ROME — Vladimir Putin called for the strengthening of ties between Moscow and the EU during an official visit to Italy on Thursday — and called on the prospective new European Commission chief to help make that happen.
“Ursula von der Leyen’s role will be key to determine the shape of future relations between us and the EU,” the Russian president said during a joint press conference with Italian Prime Minister Giuseppe Conte.
“Russia-EU relations must be developed on the basis of equality and mutual respect,” Putin said.
The Russian president said his country was being asked to make an extra effort to solve the conflict in Ukraine but “we can’t be handed the full responsibility […] the other parties involved should also do their part.”
Von der Leyen, in her role as German defense minister, has been a critic of Russia’s role in Ukraine.
“We must lay the ground to improve the dialogue between the EU and Russia, which isn’t beneficial for either party, or for Italy,” Conte said.
Putin also said he was “very thankful” to the Italian government for being in favor of the lifting of EU sanctions against Russia.
Earlier on Thursday, Putin told Italian daily Corriere della Sera that Rome and Moscow “have a special relationship, tested by time.” He also spoke fondly of his relationship with Interior Minister Matteo Salvini, “with whom we’ve had constant contacts since 2014.”
The 12-hour day of meetings for Putin was due to wrap up with a gala dinner hosted by Conte.
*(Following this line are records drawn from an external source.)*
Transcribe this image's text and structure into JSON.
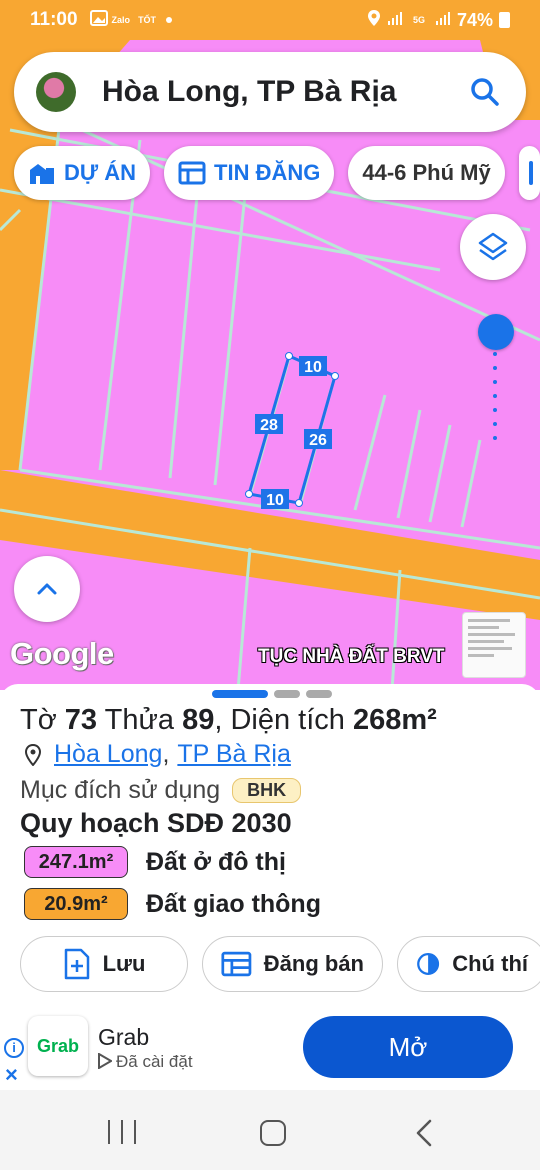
{
  "status_bar": {
    "time": "11:00",
    "app_notif_zalo": "Zalo",
    "app_notif_tot": "TỐT",
    "network": "5G",
    "battery": "74%"
  },
  "search": {
    "query": "Hòa Long, TP Bà Rịa"
  },
  "chips": [
    {
      "label": "DỰ ÁN"
    },
    {
      "label": "TIN ĐĂNG"
    },
    {
      "label": "44-6 Phú Mỹ"
    }
  ],
  "map": {
    "parcel_edges": {
      "top": "10",
      "left": "28",
      "right": "26",
      "bottom": "10"
    },
    "google_logo": "Google",
    "watermark": "TỤC NHÀ ĐẤT BRVT",
    "colors": {
      "residential": "#f78cf7",
      "road": "#f8a732",
      "parcel_line": "#a8dcc8",
      "selection": "#1e73e8"
    }
  },
  "sheet": {
    "sheet_label": "Tờ",
    "sheet_number": "73",
    "plot_label": "Thửa",
    "plot_number": "89",
    "area_label": "Diện tích",
    "area_value": "268m²",
    "ward": "Hòa Long",
    "city": "TP Bà Rịa",
    "separator": ",",
    "purpose_label": "Mục đích sử dụng",
    "purpose_code": "BHK",
    "plan_title": "Quy hoạch SDĐ 2030",
    "land_uses": [
      {
        "area": "247.1m²",
        "label": "Đất ở đô thị",
        "color": "#f78cf7"
      },
      {
        "area": "20.9m²",
        "label": "Đất giao thông",
        "color": "#f8a732"
      }
    ],
    "actions": [
      {
        "label": "Lưu"
      },
      {
        "label": "Đăng bán"
      },
      {
        "label": "Chú thí"
      }
    ]
  },
  "ad": {
    "info": "i",
    "close": "×",
    "logo_text": "Grab",
    "title": "Grab",
    "subtitle": "Đã cài đặt",
    "button": "Mở"
  }
}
The Russian leader also met Pope Francis at the Vatican and had lunch with President Sergio Mattarella at the Quirinale Palace, and was scheduled to meet his old friend Silvio Berlusconi. “Silvio is a global-level politician,” Putin told Corriere della Sera in the interview.
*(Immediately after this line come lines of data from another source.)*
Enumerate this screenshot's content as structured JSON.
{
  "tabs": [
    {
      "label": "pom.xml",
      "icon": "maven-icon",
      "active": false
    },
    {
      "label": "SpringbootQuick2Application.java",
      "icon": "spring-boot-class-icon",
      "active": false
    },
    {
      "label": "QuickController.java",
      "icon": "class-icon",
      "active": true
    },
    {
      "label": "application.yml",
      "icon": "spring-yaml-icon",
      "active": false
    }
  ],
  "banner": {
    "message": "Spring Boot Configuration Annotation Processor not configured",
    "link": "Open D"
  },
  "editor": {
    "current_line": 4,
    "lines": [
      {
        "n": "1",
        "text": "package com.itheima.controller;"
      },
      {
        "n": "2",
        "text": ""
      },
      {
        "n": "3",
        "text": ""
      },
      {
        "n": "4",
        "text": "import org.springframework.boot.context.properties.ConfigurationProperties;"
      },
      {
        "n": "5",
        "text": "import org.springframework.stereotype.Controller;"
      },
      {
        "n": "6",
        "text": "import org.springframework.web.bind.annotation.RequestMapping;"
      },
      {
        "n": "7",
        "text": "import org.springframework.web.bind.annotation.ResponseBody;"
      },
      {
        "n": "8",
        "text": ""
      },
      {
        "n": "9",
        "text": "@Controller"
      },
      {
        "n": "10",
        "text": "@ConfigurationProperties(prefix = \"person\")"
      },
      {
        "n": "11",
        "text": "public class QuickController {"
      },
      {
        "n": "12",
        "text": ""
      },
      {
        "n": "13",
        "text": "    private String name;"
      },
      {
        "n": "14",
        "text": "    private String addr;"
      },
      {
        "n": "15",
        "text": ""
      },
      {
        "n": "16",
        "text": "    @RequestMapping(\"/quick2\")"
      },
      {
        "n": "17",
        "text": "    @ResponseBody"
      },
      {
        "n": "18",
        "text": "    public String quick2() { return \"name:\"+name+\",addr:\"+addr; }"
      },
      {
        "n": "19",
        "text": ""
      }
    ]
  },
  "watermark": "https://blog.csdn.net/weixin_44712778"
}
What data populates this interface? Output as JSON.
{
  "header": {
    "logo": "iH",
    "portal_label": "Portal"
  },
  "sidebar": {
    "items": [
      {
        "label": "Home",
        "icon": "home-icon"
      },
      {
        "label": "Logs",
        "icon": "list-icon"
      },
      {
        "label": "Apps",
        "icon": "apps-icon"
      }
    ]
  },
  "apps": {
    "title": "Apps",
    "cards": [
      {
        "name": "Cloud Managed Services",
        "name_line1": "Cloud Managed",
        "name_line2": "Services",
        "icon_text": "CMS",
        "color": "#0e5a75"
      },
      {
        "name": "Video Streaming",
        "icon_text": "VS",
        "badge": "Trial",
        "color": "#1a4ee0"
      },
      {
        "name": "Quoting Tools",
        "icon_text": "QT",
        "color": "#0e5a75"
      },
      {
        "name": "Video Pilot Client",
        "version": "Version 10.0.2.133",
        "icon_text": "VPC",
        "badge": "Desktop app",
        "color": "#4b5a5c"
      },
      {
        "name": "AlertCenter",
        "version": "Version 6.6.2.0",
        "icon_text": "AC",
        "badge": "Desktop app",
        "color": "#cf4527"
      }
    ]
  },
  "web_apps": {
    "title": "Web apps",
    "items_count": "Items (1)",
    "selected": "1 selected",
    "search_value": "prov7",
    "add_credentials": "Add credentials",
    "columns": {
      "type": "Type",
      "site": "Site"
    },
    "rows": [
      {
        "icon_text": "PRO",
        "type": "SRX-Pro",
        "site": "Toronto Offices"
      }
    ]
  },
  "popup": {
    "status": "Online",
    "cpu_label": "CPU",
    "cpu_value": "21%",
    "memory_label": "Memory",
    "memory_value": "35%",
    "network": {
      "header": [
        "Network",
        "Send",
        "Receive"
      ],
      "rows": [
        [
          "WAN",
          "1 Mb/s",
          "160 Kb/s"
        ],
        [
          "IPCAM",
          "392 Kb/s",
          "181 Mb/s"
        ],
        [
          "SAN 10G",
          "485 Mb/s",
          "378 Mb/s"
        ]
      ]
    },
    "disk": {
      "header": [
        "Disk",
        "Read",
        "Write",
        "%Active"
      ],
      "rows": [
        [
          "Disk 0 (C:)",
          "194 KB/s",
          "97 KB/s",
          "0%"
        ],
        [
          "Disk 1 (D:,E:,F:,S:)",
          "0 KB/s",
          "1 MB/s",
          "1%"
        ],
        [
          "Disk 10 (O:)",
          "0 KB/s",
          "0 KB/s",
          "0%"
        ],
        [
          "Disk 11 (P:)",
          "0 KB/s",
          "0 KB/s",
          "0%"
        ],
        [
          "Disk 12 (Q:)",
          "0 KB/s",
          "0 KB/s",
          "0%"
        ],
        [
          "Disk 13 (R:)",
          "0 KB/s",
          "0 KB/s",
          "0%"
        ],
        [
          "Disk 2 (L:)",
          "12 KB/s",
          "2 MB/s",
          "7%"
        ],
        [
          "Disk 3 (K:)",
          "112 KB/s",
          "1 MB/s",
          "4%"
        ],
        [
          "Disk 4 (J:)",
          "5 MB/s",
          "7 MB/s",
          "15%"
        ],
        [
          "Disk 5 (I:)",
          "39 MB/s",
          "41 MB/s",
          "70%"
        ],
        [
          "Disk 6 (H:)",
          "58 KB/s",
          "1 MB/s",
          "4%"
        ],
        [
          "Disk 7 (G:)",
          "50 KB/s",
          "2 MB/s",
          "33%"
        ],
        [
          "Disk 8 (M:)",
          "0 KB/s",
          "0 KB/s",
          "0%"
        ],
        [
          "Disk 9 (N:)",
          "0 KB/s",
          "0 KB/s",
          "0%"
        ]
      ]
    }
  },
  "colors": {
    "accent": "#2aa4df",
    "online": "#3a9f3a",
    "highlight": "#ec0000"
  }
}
To mark the occasion 50 streets in Rome’s city center were closed off to traffic and hundreds of police officers patrolled the city.
Earlier this week, Italian government staff repeatedly tested driving a copy of Putin’s limousine into Conte’s Chigi Palace residence because of concerns that the six-meter-long Aurus Senat was too wide to get through the gate.